Fiennes plays Justin Quayle, a milquetoast British bureaucrat who is completely flustered when a young woman interrupts his talk in London by accusing the British government of great crimes in Africa. Quayle is even more surprised when the lovely activist, Tessa Abbott (Weisz), takes him back to her flat and screws his brains out. We have to guess at the basis for this unlikely romance, told in flashback, because neither Caine nor Meirelles pause long enough to give us clues.
Before long, Justin and Tessa are newlyweds, stationed in Nairobi. That doesn’t stop her from loudly confronting his employers over their politics at every reception or luncheon they attend. The dynamic is very similar to HBO’s recent The Girl in the Café, about a repressed British diplomat (Bill Nighy) who falls in love with a young activist (Kelly Macdonald) who creates a scene at a G8 conference in Iceland.
In both movies it’s possible to sympathize with the politics of the two women and still be appalled by their tactics. Being rude to people is rarely a way to change their opinions; such confrontations are all about self-indulgent heroism and have little to do with improving the plight of Third Worlders. The Girl in the Café, written by Love Actually’s Richard Curtis, offers the wish-fulfillment fantasy of such self-indulgence producing actual results. Le Carré, at least, has the good sense to punish such naiveté with brutal violence.

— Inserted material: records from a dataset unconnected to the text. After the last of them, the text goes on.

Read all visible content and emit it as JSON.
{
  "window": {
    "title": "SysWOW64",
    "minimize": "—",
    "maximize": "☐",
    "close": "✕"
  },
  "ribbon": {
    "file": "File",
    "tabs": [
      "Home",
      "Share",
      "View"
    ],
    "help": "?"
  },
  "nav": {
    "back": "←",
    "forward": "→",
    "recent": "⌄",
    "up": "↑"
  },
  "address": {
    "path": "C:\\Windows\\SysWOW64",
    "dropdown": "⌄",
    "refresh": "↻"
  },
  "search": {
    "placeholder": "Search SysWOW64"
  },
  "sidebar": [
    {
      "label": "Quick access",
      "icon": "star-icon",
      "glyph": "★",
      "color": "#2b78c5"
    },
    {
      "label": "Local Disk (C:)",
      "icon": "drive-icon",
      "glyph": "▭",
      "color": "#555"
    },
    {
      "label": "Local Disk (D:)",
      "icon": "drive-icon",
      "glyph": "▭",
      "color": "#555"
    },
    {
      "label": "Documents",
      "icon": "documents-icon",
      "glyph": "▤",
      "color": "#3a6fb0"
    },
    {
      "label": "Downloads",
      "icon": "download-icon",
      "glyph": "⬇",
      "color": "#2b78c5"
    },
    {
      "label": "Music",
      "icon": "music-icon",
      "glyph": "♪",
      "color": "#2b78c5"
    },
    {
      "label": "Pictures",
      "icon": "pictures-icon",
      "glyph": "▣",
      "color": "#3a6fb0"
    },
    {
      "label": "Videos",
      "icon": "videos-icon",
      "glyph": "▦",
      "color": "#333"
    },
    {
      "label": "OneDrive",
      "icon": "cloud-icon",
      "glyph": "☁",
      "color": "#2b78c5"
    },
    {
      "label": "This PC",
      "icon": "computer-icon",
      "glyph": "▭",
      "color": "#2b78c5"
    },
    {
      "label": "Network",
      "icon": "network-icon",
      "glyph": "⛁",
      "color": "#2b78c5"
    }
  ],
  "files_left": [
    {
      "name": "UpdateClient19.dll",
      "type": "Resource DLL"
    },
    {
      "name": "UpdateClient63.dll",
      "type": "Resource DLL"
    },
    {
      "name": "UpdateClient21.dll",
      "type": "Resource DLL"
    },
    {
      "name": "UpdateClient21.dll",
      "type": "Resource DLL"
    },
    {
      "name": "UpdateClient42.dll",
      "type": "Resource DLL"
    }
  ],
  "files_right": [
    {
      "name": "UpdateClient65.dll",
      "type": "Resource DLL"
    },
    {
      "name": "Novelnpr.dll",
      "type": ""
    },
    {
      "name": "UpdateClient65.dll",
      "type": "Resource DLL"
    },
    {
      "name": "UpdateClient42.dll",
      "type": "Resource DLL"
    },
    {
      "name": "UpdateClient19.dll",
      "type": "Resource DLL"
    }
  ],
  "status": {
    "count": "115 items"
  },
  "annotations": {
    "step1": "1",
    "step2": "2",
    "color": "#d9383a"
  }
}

The wonderful Nighy is also in The Constant Gardener, playing Sir Bernard Pellegrin, a silkily evil British diplomat who assures Justin that his wife’s death was regrettable, hinting smarmily that she was having an affair with her Kenyan colleague. Pellegrin and the equally sleazy Sandy Woodrow (Danny Huston) assume that the unassertive, unassuming Justin will retreat into his sorrow and his beloved gardening (hence the title).
Instead Justin picks up the loose threads of Tessa’s investigation into a cover-up of drug tests on Kenyans that have killed off many of the subjects. Fiennes remains strangely passive even when his character takes charge, but before long we are waist deep in a network of falsified results, payoffs, and dead witnesses, made all the more confusing by Meirelles’ jittery camera movements and jumpy edits. Actual facts are doled out at an agonizingly slow rate, and when they arrive they limn the usual evil-businessman plot.
Why does every big-budget summer movie have to revolve around a giant conspiracy that upends the entire world order? It’s a boring cliché that has nothing to do with our actual lives. Why can’t filmmakers focus on the lives of real people in our own neighborhoods? Why can’t they tell the story of someone like the teenager in City of God who uses a camera as a way to get out of a gang?
Meirelles is not the first filmmaker to founder when he left behind his own culture to pursue Hollywood big bucks, and he won’t be the last. You can only hope this is a temporary detour in his promising career and not a permanent disruption.